In the city of Drizipara, Tiberian imposed the death sentence on the Saint. The holy Martyr gave thanks to the Lord for giving him the strength to endure all the torments, and to accept martyrdom. The soldier who was supposed to carry out the execution asked the Saint’s forgiveness, and for a long time he could not bring himself to raise his sword, for he saw angels waiting to take the soul of the Martyr.

The Saint prayed and asked God to remove the angels, since he wanted to go to the Lord. Only then did he cut off the Saint’s holy head. The Saint’s body was cast into a river, but it was retrieved by four Christians. Pimenia took up the remains of her martyred son and reverently buried them near the River Ergina.

Healings began to take place at the grave of Saint Alexander. Soon the holy Martyr appeared to his mother in a dream, in which he comforted her and said that soon she too would be transported to the heavenly habitations. Over his tomb a basilica was later built. In 591, the Khakan of the Avars captured the city. He burned the basilica and destroyed the relics of the Martyr in looting their silver casing.

Why Three Feast Days?

It should be mentioned that the main feast of the Saint in the Greek synaxaria is February 25th, while in Slavic synaxaria it is May 13th. However, in Greek synaxaria on May 13th a martyr known as Saint Alexander the Bishop of Tiberian is honored, though there are no details about his life, yet he is given Iambic Verses.

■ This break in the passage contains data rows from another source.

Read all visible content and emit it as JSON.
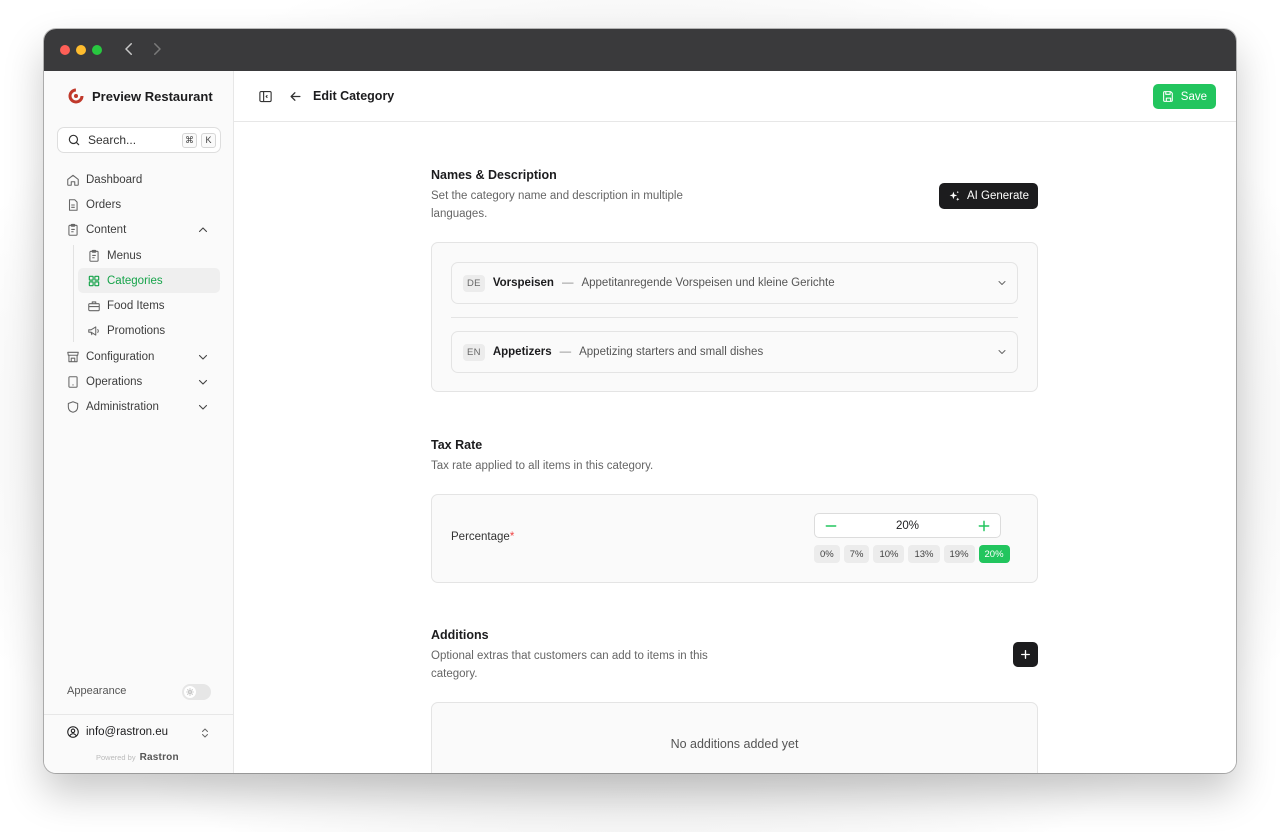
{
  "sidebar": {
    "brand": "Preview Restaurant",
    "search_placeholder": "Search...",
    "shortcut_keys": [
      "⌘",
      "K"
    ],
    "nav": [
      {
        "label": "Dashboard",
        "icon": "home-icon"
      },
      {
        "label": "Orders",
        "icon": "document-icon"
      },
      {
        "label": "Content",
        "icon": "clipboard-icon",
        "expanded": true
      }
    ],
    "content_sub": [
      {
        "label": "Menus",
        "icon": "clipboard-icon"
      },
      {
        "label": "Categories",
        "icon": "grid-icon",
        "active": true
      },
      {
        "label": "Food Items",
        "icon": "toolbox-icon"
      },
      {
        "label": "Promotions",
        "icon": "megaphone-icon"
      }
    ],
    "nav_bottom": [
      {
        "label": "Configuration",
        "icon": "store-icon"
      },
      {
        "label": "Operations",
        "icon": "tablet-icon"
      },
      {
        "label": "Administration",
        "icon": "shield-icon"
      }
    ],
    "appearance_label": "Appearance",
    "user_email": "info@rastron.eu",
    "powered_by": "Powered by",
    "powered_brand": "Rastron"
  },
  "header": {
    "title": "Edit Category",
    "save_label": "Save"
  },
  "names_section": {
    "title": "Names & Description",
    "description": "Set the category name and description in multiple languages.",
    "ai_label": "AI Generate",
    "languages": [
      {
        "code": "DE",
        "name": "Vorspeisen",
        "dash": "—",
        "description": "Appetitanregende Vorspeisen und kleine Gerichte"
      },
      {
        "code": "EN",
        "name": "Appetizers",
        "dash": "—",
        "description": "Appetizing starters and small dishes"
      }
    ]
  },
  "tax_section": {
    "title": "Tax Rate",
    "description": "Tax rate applied to all items in this category.",
    "field_label": "Percentage",
    "required_mark": "*",
    "value": "20%",
    "presets": [
      "0%",
      "7%",
      "10%",
      "13%",
      "19%",
      "20%"
    ],
    "active_preset": "20%"
  },
  "additions_section": {
    "title": "Additions",
    "description": "Optional extras that customers can add to items in this category.",
    "empty_text": "No additions added yet"
  },
  "colors": {
    "accent": "#22c55e",
    "dark": "#1c1c1e",
    "required": "#ef4444"
  }
}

It is believed that over the course of the centuries there was some confusion, and Saint Alexander's commemoration became confused so that a made up episcopal see of Tiberian was substituted with the name of the tribune Tiberian. To add to the confusion, on May 14th in the Greek synaxaria there is commemorated a martyr known as Saint Alexander, who was martyred in Kentoukellai, which is an unknown place. The biography of the latter is very similar to the Saint Alexander commemorated on February 25th, though given more detail. Therefore he is in reality commemorated on all three days in the Greek synaxaria, but only on one day in the Slavic synaxaria, the only common day being May 13th. Portions of his relics are said to be in the Monastery of Saint Seraphim of Sarov in Pistoia of Italy.